Private developer The Stephens Group is building the Gold Coast’s largest industrial business park at a former raceway site on the region’s northern fringe as part of efforts to diverse the region's tourism-reliant economy.
The group hopes to transform its Darling Park Raceway site at Yatala into a 127-hectare enterprise hub that goes by the new name of the “Empire Industrial Estate.”
The site is situated within the Yatala Enterprise Area (YEA) – a 3,000 hectare zone that the state government has set aside for industrial business activity.
The group’s 10-stage master plan for the Empire Industrial Estate envisages the creation of 113 lots whose prices will range between $200 to $335 per square metre, for total potential value of over $250 million.
Site lots are being marketed by CBRE, Ray White and Wright Property at sizes of between 2,500 and 300,000 square metres.
Upon completion, the industrial park will host approximately 250 buildings with over half a million square metres of floor space, and provide jobs to as many as 5,000 workers.
The first stage of the project has already been completed, with the transformation of the raceway carpark site into an $80 million, 60,000 square metre distribution facility by heavy equipment giant Caterpillar.
Stage two will see the creation of a 36,000 square metre distribution facility by logistics company Cope Sensitive Freight, with deals also in the wings for a refrigeration centre and distribution warehouse.
The Stephens family has held the raceway site for nearly three decades and believes its location in between Brisbane and the Gold Coast and close to the M1 Motorway will make it a highly attractive destination for both domestic and international businesses.
According to the group’s managing director Tony Stephens, the development of the industrial business park will help to diversify the Gold Coast economy, which is still chiefly known for its tourism industry and theme parks.
The Gold Coast was one of the worst affected parts of Australia during the Global Financial Crisis, as a result of its dependence on the local tourism industry.

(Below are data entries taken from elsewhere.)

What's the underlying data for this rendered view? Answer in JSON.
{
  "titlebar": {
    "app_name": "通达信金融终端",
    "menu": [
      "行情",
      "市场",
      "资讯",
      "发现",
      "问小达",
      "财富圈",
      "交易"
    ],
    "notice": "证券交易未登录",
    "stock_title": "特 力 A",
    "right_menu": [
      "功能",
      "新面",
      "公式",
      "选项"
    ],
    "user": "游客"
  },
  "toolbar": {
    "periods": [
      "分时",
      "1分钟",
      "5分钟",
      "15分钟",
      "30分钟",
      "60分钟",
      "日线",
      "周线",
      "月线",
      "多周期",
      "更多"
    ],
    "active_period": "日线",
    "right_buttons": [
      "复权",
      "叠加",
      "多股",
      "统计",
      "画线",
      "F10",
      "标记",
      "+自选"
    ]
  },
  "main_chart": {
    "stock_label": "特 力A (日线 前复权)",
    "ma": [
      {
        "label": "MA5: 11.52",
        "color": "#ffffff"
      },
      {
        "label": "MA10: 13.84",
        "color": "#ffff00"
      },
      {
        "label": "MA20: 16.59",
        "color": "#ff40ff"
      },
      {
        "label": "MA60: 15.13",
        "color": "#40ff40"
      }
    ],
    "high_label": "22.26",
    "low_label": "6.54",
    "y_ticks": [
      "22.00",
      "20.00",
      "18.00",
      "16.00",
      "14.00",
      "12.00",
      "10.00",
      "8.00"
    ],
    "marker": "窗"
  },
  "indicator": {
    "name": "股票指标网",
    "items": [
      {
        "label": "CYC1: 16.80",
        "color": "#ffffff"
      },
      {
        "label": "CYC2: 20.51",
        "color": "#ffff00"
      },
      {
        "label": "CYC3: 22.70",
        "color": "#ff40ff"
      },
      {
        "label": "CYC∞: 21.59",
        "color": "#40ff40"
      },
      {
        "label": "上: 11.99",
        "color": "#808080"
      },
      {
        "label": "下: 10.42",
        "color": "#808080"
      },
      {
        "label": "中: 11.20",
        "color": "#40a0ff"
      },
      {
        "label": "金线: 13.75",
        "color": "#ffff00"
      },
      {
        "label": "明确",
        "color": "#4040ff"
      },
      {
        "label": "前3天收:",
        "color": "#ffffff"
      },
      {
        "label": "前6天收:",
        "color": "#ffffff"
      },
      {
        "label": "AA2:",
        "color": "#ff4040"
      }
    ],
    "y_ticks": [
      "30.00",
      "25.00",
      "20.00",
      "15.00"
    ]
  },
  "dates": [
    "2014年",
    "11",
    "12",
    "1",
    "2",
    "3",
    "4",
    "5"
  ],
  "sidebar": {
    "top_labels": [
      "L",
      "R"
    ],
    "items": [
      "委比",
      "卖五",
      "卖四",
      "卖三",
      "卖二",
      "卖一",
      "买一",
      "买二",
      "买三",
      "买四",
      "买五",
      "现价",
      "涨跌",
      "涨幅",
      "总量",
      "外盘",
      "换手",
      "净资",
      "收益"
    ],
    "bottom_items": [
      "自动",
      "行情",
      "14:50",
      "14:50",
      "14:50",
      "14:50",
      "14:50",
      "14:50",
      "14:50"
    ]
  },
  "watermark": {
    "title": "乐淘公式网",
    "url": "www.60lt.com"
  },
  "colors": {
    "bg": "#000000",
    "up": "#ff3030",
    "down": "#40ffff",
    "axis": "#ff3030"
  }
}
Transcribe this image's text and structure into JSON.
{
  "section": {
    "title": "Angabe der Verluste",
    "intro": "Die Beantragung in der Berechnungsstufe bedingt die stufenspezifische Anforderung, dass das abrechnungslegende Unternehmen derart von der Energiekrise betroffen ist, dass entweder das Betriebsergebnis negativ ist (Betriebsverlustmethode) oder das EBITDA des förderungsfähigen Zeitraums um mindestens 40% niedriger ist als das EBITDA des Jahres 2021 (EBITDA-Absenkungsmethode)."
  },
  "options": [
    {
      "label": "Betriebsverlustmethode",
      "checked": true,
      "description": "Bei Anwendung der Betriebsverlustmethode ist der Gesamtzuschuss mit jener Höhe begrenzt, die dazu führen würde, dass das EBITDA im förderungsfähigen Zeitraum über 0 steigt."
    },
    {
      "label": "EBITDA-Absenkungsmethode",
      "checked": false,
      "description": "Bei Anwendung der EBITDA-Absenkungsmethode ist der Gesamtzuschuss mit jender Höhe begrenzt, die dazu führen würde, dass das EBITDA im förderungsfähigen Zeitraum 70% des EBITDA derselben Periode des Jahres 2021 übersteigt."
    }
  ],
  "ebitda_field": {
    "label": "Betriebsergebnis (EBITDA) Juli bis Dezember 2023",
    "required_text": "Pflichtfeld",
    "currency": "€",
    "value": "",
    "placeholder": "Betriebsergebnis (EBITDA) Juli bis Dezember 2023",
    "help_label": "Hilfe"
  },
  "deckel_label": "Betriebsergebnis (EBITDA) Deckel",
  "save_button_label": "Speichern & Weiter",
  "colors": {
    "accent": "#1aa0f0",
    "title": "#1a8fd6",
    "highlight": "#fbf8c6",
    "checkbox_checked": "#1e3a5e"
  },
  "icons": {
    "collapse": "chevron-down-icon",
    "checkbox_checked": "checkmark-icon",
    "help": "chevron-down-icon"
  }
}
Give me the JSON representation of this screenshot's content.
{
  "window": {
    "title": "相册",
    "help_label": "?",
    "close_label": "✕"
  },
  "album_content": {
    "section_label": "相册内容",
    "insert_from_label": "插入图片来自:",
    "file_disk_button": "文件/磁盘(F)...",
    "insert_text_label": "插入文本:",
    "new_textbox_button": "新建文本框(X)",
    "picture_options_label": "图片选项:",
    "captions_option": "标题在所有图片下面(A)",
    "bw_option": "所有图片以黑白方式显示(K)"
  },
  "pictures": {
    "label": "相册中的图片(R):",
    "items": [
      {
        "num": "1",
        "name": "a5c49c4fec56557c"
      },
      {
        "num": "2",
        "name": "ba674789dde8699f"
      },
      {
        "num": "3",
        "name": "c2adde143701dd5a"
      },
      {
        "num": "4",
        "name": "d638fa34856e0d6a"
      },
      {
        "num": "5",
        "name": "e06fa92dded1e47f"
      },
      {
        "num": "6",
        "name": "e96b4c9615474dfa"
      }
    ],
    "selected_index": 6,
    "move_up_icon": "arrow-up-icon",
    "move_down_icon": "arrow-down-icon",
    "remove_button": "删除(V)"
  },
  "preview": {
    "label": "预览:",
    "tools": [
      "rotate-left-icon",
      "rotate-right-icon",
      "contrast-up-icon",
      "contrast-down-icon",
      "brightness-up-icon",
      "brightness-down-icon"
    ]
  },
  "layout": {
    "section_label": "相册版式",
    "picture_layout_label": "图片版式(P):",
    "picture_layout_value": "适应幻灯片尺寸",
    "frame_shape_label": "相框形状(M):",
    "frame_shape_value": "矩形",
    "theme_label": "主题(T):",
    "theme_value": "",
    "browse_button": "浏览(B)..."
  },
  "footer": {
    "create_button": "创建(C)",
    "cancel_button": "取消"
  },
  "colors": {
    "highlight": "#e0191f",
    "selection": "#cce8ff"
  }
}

Gary Mays, secretary of the Gold Coast North Chamber of Commerce, called for the diversification of the regional economy at the start of the year in order to counter the boom and bust cycles created by its over-reliance on the construction and tourism industries.